Even small decreases protein intake from moderate to low levels cut the likelihood of an early death by over a fifth. A "low-protein" diet includes less than 10 per cent of one's daily calorie intake from protein.

According to the author of the study Dr Valter Longo, professor of Biogerontology at the USC Davis School of Gerontology, animal-based proteins such as red meat, milk, and cheese were most harmful, but there was no evidence to suggest that protein from fish had a negative impact on the body, The Telgraph reported.

Healthline News quoted Longo as saying there was a misconception that because we all eat, understanding nutrition was simple. The question, he added, was not whether a certain diet allowed one to do well for three days, but could it help one survive to be 100?

The new study, which included 6,381 adults aged 50 and older who were followed for 18 years, was published yesterday in Cell Metabolism.

The study, however, found that the story was different for older adults.

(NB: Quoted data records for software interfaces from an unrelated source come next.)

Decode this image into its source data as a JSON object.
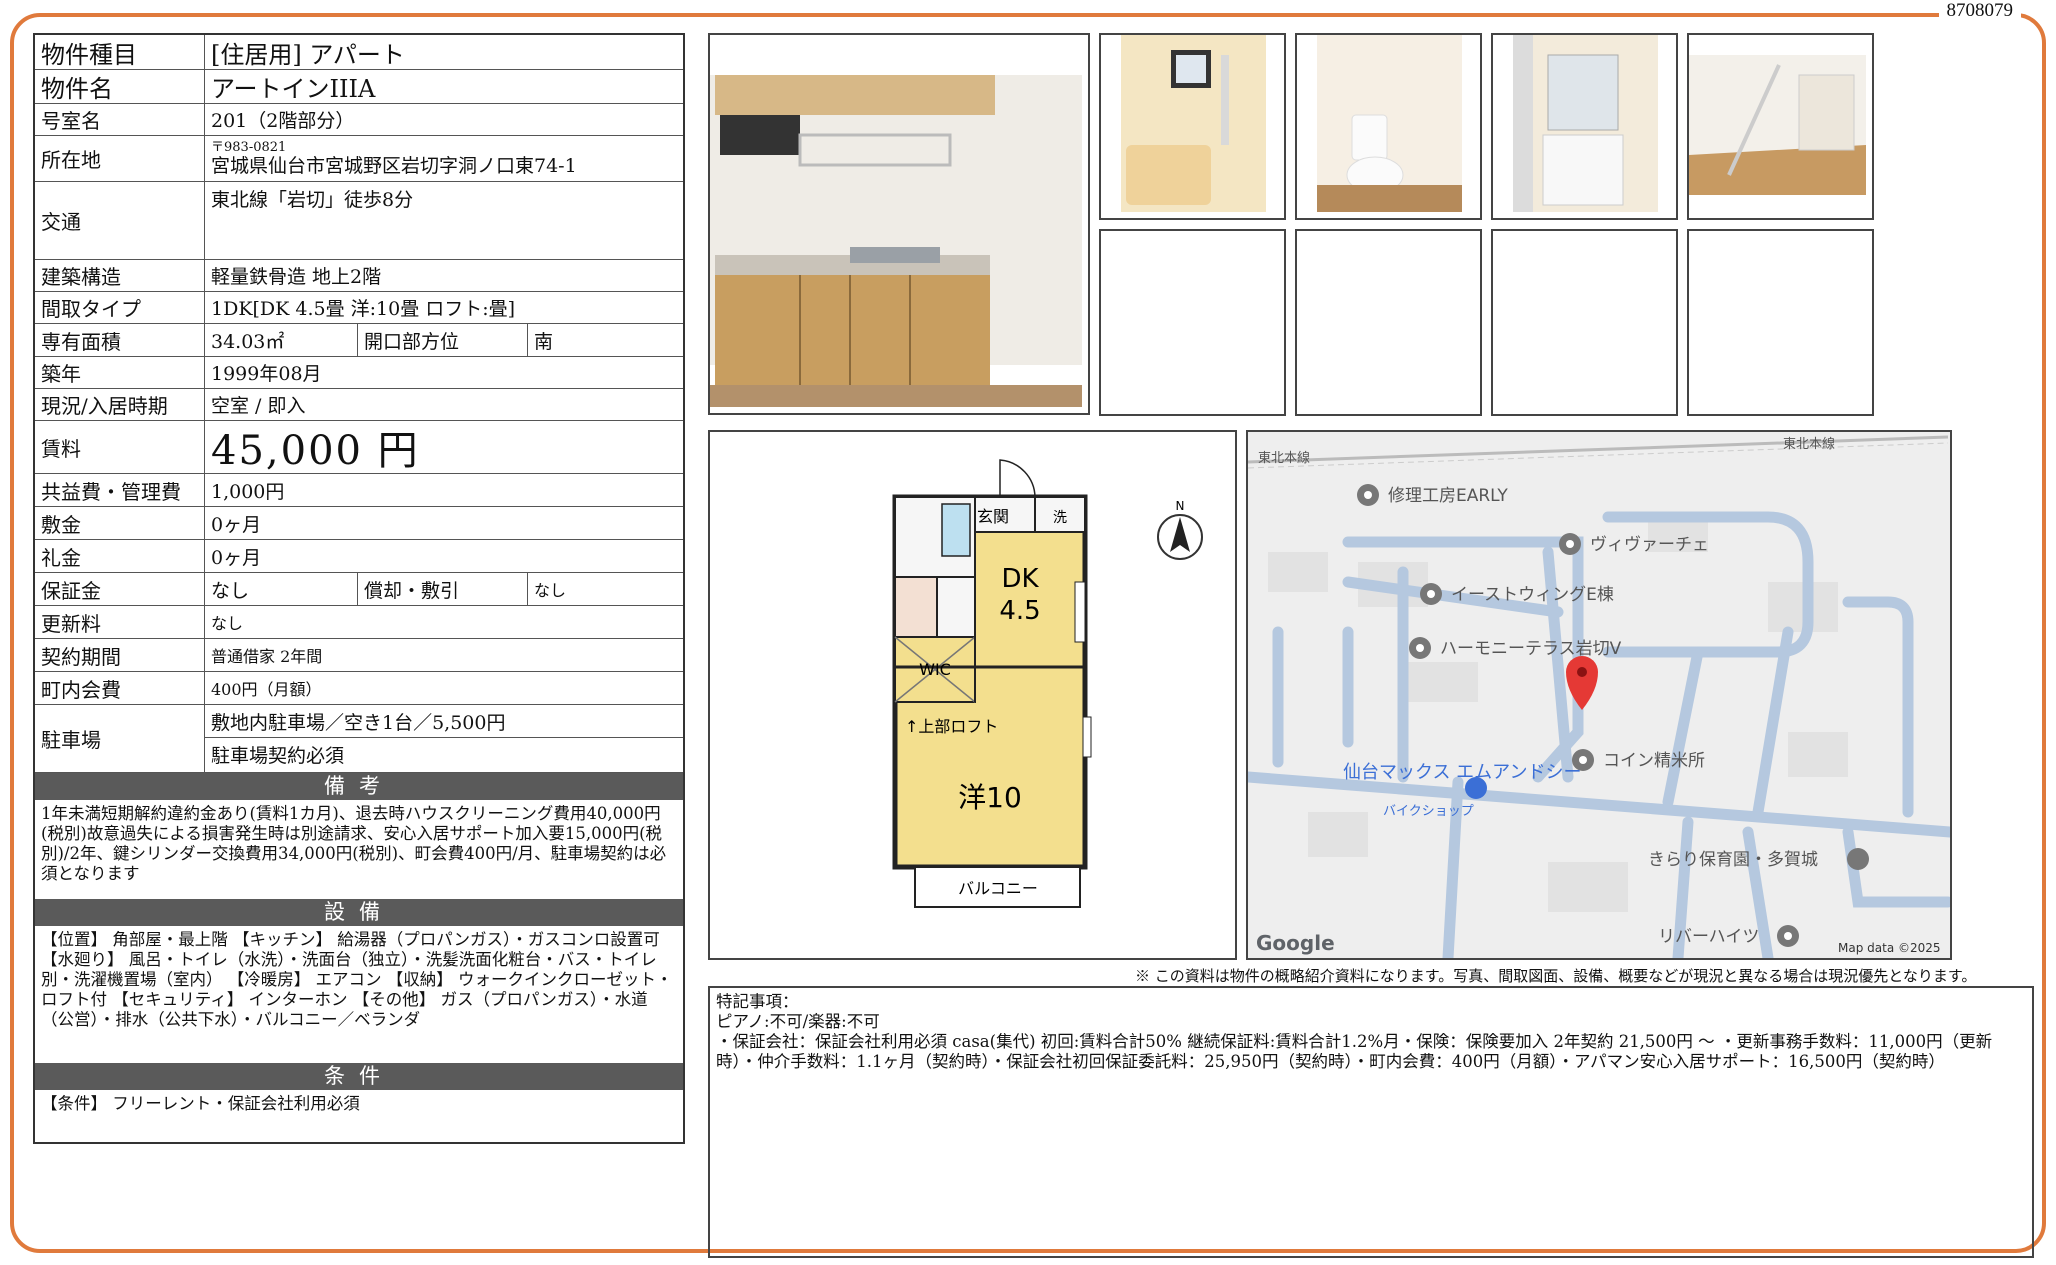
{
  "doc_number": "8708079",
  "property": {
    "type_label": "物件種目",
    "type_value": "[住居用] アパート",
    "name_label": "物件名",
    "name_value": "アートインIIIA",
    "room_label": "号室名",
    "room_value": "201（2階部分）",
    "address_label": "所在地",
    "postal": "〒983-0821",
    "address_value": "宮城県仙台市宮城野区岩切字洞ノ口東74-1",
    "transport_label": "交通",
    "transport_value": "東北線「岩切」徒歩8分",
    "structure_label": "建築構造",
    "structure_value": "軽量鉄骨造 地上2階",
    "layout_label": "間取タイプ",
    "layout_value": "1DK[DK 4.5畳 洋:10畳 ロフト:畳]",
    "area_label": "専有面積",
    "area_value": "34.03㎡",
    "direction_label": "開口部方位",
    "direction_value": "南",
    "built_label": "築年",
    "built_value": "1999年08月",
    "status_label": "現況/入居時期",
    "status_value": "空室 / 即入",
    "rent_label": "賃料",
    "rent_value": "45,000 円",
    "fee_label": "共益費・管理費",
    "fee_value": "1,000円",
    "deposit_label": "敷金",
    "deposit_value": "0ヶ月",
    "keymoney_label": "礼金",
    "keymoney_value": "0ヶ月",
    "guarantee_label": "保証金",
    "guarantee_value": "なし",
    "amort_label": "償却・敷引",
    "amort_value": "なし",
    "renewal_label": "更新料",
    "renewal_value": "なし",
    "contract_label": "契約期間",
    "contract_value": "普通借家 2年間",
    "townfee_label": "町内会費",
    "townfee_value": "400円（月額）",
    "parking_label": "駐車場",
    "parking_value1": "敷地内駐車場／空き1台／5,500円",
    "parking_value2": "駐車場契約必須"
  },
  "remarks": {
    "title": "備考",
    "text": "1年未満短期解約違約金あり(賃料1カ月)、退去時ハウスクリーニング費用40,000円(税別)故意過失による損害発生時は別途請求、安心入居サポート加入要15,000円(税別)/2年、鍵シリンダー交換費用34,000円(税別)、町会費400円/月、駐車場契約は必須となります"
  },
  "equipment": {
    "title": "設備",
    "text": "【位置】 角部屋・最上階 【キッチン】 給湯器（プロパンガス）・ガスコンロ設置可 【水廻り】 風呂・トイレ（水洗）・洗面台（独立）・洗髪洗面化粧台・バス・トイレ別・洗濯機置場（室内） 【冷暖房】 エアコン 【収納】 ウォークインクローゼット・ロフト付 【セキュリティ】 インターホン 【その他】 ガス（プロパンガス）・水道（公営）・排水（公共下水）・バルコニー／ベランダ"
  },
  "conditions": {
    "title": "条件",
    "text": "【条件】 フリーレント・保証会社利用必須"
  },
  "floorplan": {
    "entrance": "玄関",
    "wash": "洗",
    "dk": "DK",
    "dk_size": "4.5",
    "wic": "WIC",
    "loft": "↑上部ロフト",
    "western": "洋10",
    "balcony": "バルコニー",
    "north": "N"
  },
  "map": {
    "places": [
      "修理工房EARLY",
      "ヴィヴァーチェ",
      "イーストウィングE棟",
      "ハーモニーテラス岩切V",
      "コイン精米所",
      "仙台マックス エムアンドシー",
      "バイクショップ",
      "きらり保育園・多賀城",
      "リバーハイツ"
    ],
    "rail_left": "東北本線",
    "rail_right": "東北本線",
    "logo": "Google",
    "credit": "Map data ©2025"
  },
  "caution": "※ この資料は物件の概略紹介資料になります。写真、間取図面、設備、概要などが現況と異なる場合は現況優先となります。",
  "notes": {
    "title": "特記事項：",
    "line1": "ピアノ:不可/楽器:不可",
    "line2": "・保証会社：保証会社利用必須 casa(集代) 初回:賃料合計50% 継続保証料:賃料合計1.2%月・保険：保険要加入 2年契約 21,500円 〜 ・更新事務手数料：11,000円（更新時）・仲介手数料：1.1ヶ月（契約時）・保証会社初回保証委託料：25,950円（契約時）・町内会費：400円（月額）・アパマン安心入居サポート：16,500円（契約時）"
  },
  "colors": {
    "frame": "#e07a3c",
    "section": "#5a5a5a",
    "floor": "#f3df8e",
    "pin": "#e53935",
    "map_road": "#b5c8df"
  }
}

People aged over 65 who ate a high-protein diet had a 28 per cent lower risk of death from any cause as also a 60 per cent lowered risk of dying from cancer, as against those eating low amounts of protein.

However, consuming high amounts of protein still increased the risk of dying from diabetes.

According to the researchers, the apparent protective effect of high-protein diets in older adults, might have something to do with the growth hormone IGF-1. The level of this hormone decreased with age, which might contribute to the loss of muscle mass and increased susceptibility to disease and consume more protein, then, could help stimulate production of this hormone and maintain overall health as people aged.